Livingston wonders if it is human biology or it is the set of human ideas that is driving the current global mass extinction? (1) I think Livingston says it’s our ideas but he adds that our biology has evolved such that we can’t live without ideas.
Ideas coalesce into culture. Humans are not the only animals to express culture. Livingston provides many examples (especially lions on the hunt). But our species alone has ‘evolved into virtually total dependence upon not our nature but our nurture. We have lost the comfortably shifting experiential balance…. We have chosen instead to gamble our future and the planet’s on ideas. This is risky.’ (10)
It’s like putting all your eggs in one basket. But I’m not sure whether, over centuries or millennia, ‘we have chosen’ or if it’s even possible to choose. Nevertheless, what’s done is done; however, can we unchoose? There’s an idea.
As I said, ideas coalesce into culture, and in humans, culture has replaced biology. Our dependence on culture has become what Livingston calls the prosthetic device, ‘a surrogate or substitute mode of approaching or apprehending the world.’ (10) He elaborates: ‘The prosthesis is the “paradigm” [or filter]–the set of beliefs, givens, and assumptions, the culturally conditioned perceptions and understandings of the world…. Any filter will do, but none will not do…. [What it is] does not really matter as long as it performs its supportive function.’ (11)
Livingston adds that ‘the overwhelming proportion of our thinking … is devoted to technology‘ in the broadest sense, which he often calls ‘how-to-do-it’. How-to-do-it can be anything and everything–‘how to kill a chicken or how to change a tire or how to deal with a conundrum in logic or how to find purpose and meaning in the cosmos. Or indeed how to predict, organize, and control a human society.’ (11)

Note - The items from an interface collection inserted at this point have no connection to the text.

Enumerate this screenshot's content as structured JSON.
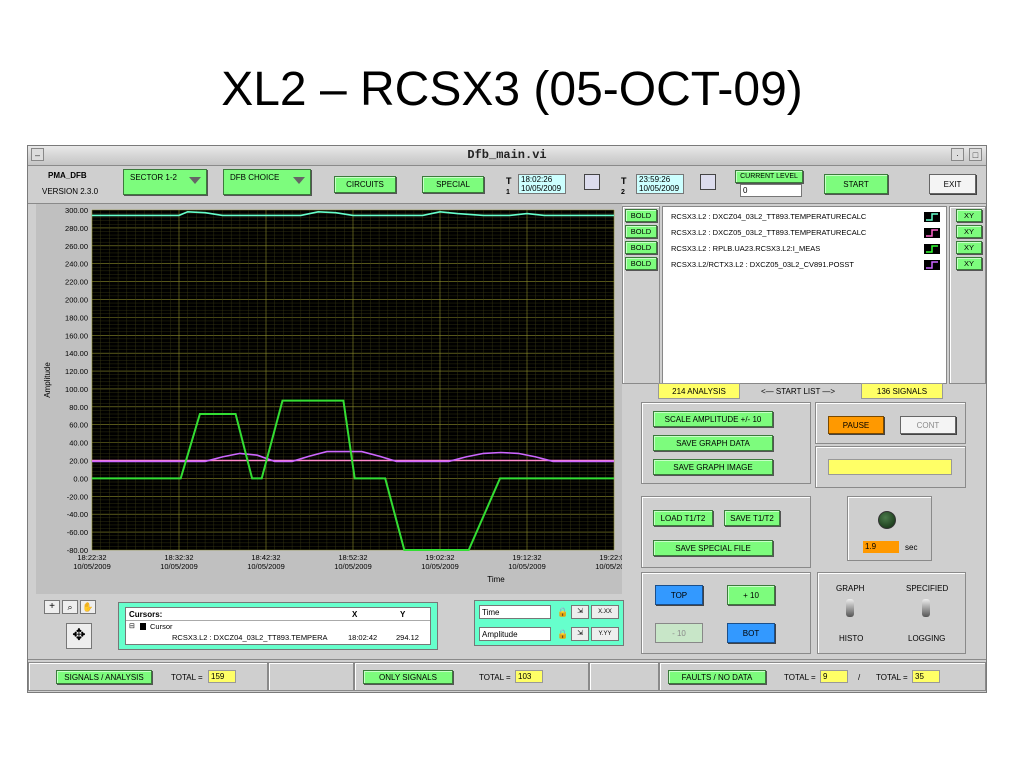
{
  "slide": {
    "title": "XL2 – RCSX3 (05-OCT-09)"
  },
  "window": {
    "title": "Dfb_main.vi",
    "min_glyph": "–",
    "max_glyph": "□"
  },
  "header": {
    "app_name": "PMA_DFB",
    "version": "VERSION 2.3.0",
    "sector_dropdown": "SECTOR 1-2",
    "dfb_dropdown": "DFB CHOICE",
    "circuits_button": "CIRCUITS",
    "special_button": "SPECIAL",
    "t1_label": "T",
    "t1_index": "1",
    "t1_time": "18:02:26",
    "t1_date": "10/05/2009",
    "t2_label": "T",
    "t2_index": "2",
    "t2_time": "23:59:26",
    "t2_date": "10/05/2009",
    "current_level_label": "CURRENT LEVEL",
    "current_level_value": "0",
    "start_button": "START",
    "exit_button": "EXIT"
  },
  "signals": [
    {
      "bold": "BOLD",
      "name": "RCSX3.L2 : DXCZ04_03L2_TT893.TEMPERATURECALC",
      "color": "#66ffcc",
      "xy": "XY"
    },
    {
      "bold": "BOLD",
      "name": "RCSX3.L2 : DXCZ05_03L2_TT893.TEMPERATURECALC",
      "color": "#ff66cc",
      "xy": "XY"
    },
    {
      "bold": "BOLD",
      "name": "RCSX3.L2 : RPLB.UA23.RCSX3.L2:I_MEAS",
      "color": "#33ff33",
      "xy": "XY"
    },
    {
      "bold": "BOLD",
      "name": "RCSX3.L2/RCTX3.L2 : DXCZ05_03L2_CV891.POSST",
      "color": "#cc66ff",
      "xy": "XY"
    }
  ],
  "start_list": {
    "analysis": "214 ANALYSIS",
    "label": "<— START LIST —>",
    "signals": "136 SIGNALS"
  },
  "controls": {
    "scale_amplitude": "SCALE AMPLITUDE +/- 10",
    "save_graph_data": "SAVE GRAPH DATA",
    "save_graph_image": "SAVE GRAPH IMAGE",
    "pause": "PAUSE",
    "cont": "CONT",
    "load_t1t2": "LOAD T1/T2",
    "save_t1t2": "SAVE T1/T2",
    "save_special_file": "SAVE SPECIAL FILE",
    "refresh_value": "1.9",
    "refresh_unit": "sec",
    "top": "TOP",
    "plus10": "+ 10",
    "minus10": "- 10",
    "bot": "BOT",
    "graph_label": "GRAPH",
    "histo_label": "HISTO",
    "specified_label": "SPECIFIED",
    "logging_label": "LOGGING"
  },
  "cursor_panel": {
    "header_cursors": "Cursors:",
    "header_x": "X",
    "header_y": "Y",
    "tree_root": "Cursor",
    "tree_item": "RCSX3.L2 : DXCZ04_03L2_TT893.TEMPERA",
    "x_value": "18:02:42",
    "y_value": "294.12"
  },
  "axis_controls": {
    "time": "Time",
    "amplitude": "Amplitude",
    "time_fmt": "X.XX",
    "amp_fmt": "Y.YY"
  },
  "footer": {
    "signals_analysis": "SIGNALS / ANALYSIS",
    "total1_label": "TOTAL =",
    "total1_value": "159",
    "only_signals": "ONLY SIGNALS",
    "total2_label": "TOTAL =",
    "total2_value": "103",
    "faults": "FAULTS / NO DATA",
    "total3_label": "TOTAL =",
    "total3_value": "9",
    "slash": "/",
    "total4_label": "TOTAL =",
    "total4_value": "35"
  },
  "chart_data": {
    "type": "line",
    "xlabel": "Time",
    "ylabel": "Amplitude",
    "ylim": [
      -80,
      300
    ],
    "yticks": [
      "300.00",
      "280.00",
      "260.00",
      "240.00",
      "220.00",
      "200.00",
      "180.00",
      "160.00",
      "140.00",
      "120.00",
      "100.00",
      "80.00",
      "60.00",
      "40.00",
      "20.00",
      "0.00",
      "-20.00",
      "-40.00",
      "-60.00",
      "-80.00"
    ],
    "xticks": [
      {
        "time": "18:22:32",
        "date": "10/05/2009"
      },
      {
        "time": "18:32:32",
        "date": "10/05/2009"
      },
      {
        "time": "18:42:32",
        "date": "10/05/2009"
      },
      {
        "time": "18:52:32",
        "date": "10/05/2009"
      },
      {
        "time": "19:02:32",
        "date": "10/05/2009"
      },
      {
        "time": "19:12:32",
        "date": "10/05/2009"
      },
      {
        "time": "19:22:03",
        "date": "10/05/2009"
      }
    ],
    "x_minutes_span": [
      0,
      60
    ],
    "grid": true,
    "plot_bg": "#000000",
    "series": [
      {
        "color": "#66ffcc",
        "x": [
          0,
          5,
          10,
          11,
          13,
          15,
          17,
          20,
          24,
          26,
          28,
          30,
          34,
          38,
          40,
          42,
          45,
          48,
          50,
          52,
          55,
          58,
          60
        ],
        "values": [
          294,
          294,
          294,
          298,
          297,
          294,
          294,
          294,
          294,
          298,
          297,
          294,
          294,
          294,
          298,
          296,
          294,
          294,
          296,
          294,
          294,
          294,
          294
        ]
      },
      {
        "color": "#ff88cc",
        "x": [
          0,
          10,
          12,
          14,
          16,
          18,
          20,
          22,
          24,
          26,
          28,
          30,
          33,
          36,
          40,
          42,
          44,
          46,
          48,
          50,
          52,
          54,
          56,
          58,
          60
        ],
        "values": [
          20,
          20,
          20,
          20,
          20,
          20,
          20,
          20,
          20,
          20,
          20,
          20,
          20,
          20,
          20,
          20,
          20,
          20,
          20,
          20,
          20,
          20,
          20,
          20,
          20
        ]
      },
      {
        "color": "#cc66ff",
        "x": [
          0,
          10,
          13,
          15,
          17,
          19,
          21,
          23,
          25,
          27,
          29,
          31,
          33,
          35,
          37,
          39,
          41,
          43,
          45,
          47,
          49,
          51,
          53,
          60
        ],
        "values": [
          19,
          19,
          19,
          24,
          28,
          26,
          19,
          19,
          25,
          30,
          30,
          30,
          25,
          19,
          19,
          19,
          19,
          24,
          28,
          29,
          28,
          24,
          19,
          19
        ]
      },
      {
        "color": "#33dd33",
        "x": [
          0,
          10.2,
          12.4,
          16.5,
          18.4,
          19.5,
          21.9,
          28.9,
          30.2,
          33.7,
          35.9,
          41.4,
          43.3,
          46.9,
          60
        ],
        "values": [
          0,
          0,
          72,
          72,
          0,
          0,
          87,
          87,
          0,
          0,
          -80,
          -80,
          -80,
          0,
          0
        ]
      }
    ]
  }
}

Like zoo animals or like dogs and cats, we cannot live in the wild, in nature, for we have replaced natural biology with domestic culture, with this prosthetic device. In the process we have domesticated ourselves and we have dominated the planet, foolishly pushing aside to their detriment (and ours) other animals and plants with erroneous regard for their conservation. We no longer know things instinctively; instead, we depend on this prosthetic device. But what have we lost, and can it be regained, and what if we should lose the prosthesis?